* **Your goal**: Please work out how many of the lines below include "Tímamörk". Only the number should be given.

═══ Task data ═══

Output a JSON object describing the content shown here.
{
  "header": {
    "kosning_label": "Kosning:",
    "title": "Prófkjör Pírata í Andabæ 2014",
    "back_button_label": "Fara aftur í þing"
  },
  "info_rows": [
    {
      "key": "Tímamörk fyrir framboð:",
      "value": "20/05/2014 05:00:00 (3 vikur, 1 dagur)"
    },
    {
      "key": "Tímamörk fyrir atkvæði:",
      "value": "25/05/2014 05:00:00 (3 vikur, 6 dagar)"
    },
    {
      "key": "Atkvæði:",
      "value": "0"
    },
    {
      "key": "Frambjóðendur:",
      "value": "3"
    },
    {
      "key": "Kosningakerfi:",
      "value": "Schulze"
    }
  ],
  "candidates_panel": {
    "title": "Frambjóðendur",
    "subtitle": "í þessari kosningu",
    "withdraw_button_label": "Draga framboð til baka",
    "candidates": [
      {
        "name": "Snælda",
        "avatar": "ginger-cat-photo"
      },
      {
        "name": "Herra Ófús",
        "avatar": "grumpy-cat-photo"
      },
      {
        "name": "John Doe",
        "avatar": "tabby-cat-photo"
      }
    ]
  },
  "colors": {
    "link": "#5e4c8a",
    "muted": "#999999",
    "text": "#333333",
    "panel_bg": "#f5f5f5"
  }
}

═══

* **Task answer**: 2